HOW TO COMPLETE THIS TASK: Lines from the one containing "Extract the structured" through the last line of the records below are to be repeated exactly.

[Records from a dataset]

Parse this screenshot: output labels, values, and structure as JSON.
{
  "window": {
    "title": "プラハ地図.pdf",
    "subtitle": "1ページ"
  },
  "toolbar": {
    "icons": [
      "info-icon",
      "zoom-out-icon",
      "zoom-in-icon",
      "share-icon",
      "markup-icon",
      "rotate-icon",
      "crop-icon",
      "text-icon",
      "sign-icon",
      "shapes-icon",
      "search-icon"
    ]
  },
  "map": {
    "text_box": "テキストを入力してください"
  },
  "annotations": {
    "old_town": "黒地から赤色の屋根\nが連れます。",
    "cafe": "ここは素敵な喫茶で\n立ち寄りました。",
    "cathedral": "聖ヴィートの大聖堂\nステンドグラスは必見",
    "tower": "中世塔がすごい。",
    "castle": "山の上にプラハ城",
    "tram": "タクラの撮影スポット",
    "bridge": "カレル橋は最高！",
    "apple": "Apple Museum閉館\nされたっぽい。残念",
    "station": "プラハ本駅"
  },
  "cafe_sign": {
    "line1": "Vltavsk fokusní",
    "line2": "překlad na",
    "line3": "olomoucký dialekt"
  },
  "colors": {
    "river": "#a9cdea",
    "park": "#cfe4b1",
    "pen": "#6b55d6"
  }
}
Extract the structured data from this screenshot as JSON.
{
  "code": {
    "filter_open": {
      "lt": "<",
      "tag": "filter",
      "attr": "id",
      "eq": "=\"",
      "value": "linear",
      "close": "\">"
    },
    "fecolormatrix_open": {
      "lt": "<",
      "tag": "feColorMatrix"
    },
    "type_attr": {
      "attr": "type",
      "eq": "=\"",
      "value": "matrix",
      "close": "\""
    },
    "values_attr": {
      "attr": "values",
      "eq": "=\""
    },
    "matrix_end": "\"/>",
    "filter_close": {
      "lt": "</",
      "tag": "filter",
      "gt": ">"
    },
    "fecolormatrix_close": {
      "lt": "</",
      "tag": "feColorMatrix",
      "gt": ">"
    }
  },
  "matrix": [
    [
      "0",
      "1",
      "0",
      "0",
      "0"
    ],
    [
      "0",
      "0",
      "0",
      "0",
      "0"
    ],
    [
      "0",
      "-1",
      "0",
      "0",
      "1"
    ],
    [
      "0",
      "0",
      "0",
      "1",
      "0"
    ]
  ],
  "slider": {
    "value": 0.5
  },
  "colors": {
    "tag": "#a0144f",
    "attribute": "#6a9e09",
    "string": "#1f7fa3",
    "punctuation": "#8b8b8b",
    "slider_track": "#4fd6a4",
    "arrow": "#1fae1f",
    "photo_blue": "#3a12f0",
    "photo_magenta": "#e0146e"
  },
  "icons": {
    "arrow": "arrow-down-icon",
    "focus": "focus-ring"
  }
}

RESULT OF THIS TASK:
Extract the structured data from this screenshot as JSON.
{
  "code": {
    "filter_open": {
      "lt": "<",
      "tag": "filter",
      "attr": "id",
      "eq": "=\"",
      "value": "linear",
      "close": "\">"
    },
    "fecolormatrix_open": {
      "lt": "<",
      "tag": "feColorMatrix"
    },
    "type_attr": {
      "attr": "type",
      "eq": "=\"",
      "value": "matrix",
      "close": "\""
    },
    "values_attr": {
      "attr": "values",
      "eq": "=\""
    },
    "matrix_end": "\"/>",
    "filter_close": {
      "lt": "</",
      "tag": "filter",
      "gt": ">"
    },
    "fecolormatrix_close": {
      "lt": "</",
      "tag": "feColorMatrix",
      "gt": ">"
    }
  },
  "matrix": [
    [
      "0",
      "1",
      "0",
      "0",
      "0"
    ],
    [
      "0",
      "0",
      "0",
      "0",
      "0"
    ],
    [
      "0",
      "-1",
      "0",
      "0",
      "1"
    ],
    [
      "0",
      "0",
      "0",
      "1",
      "0"
    ]
  ],
  "slider": {
    "value": 0.5
  },
  "colors": {
    "tag": "#a0144f",
    "attribute": "#6a9e09",
    "string": "#1f7fa3",
    "punctuation": "#8b8b8b",
    "slider_track": "#4fd6a4",
    "arrow": "#1fae1f",
    "photo_blue": "#3a12f0",
    "photo_magenta": "#e0146e"
  },
  "icons": {
    "arrow": "arrow-down-icon",
    "focus": "focus-ring"
  }
}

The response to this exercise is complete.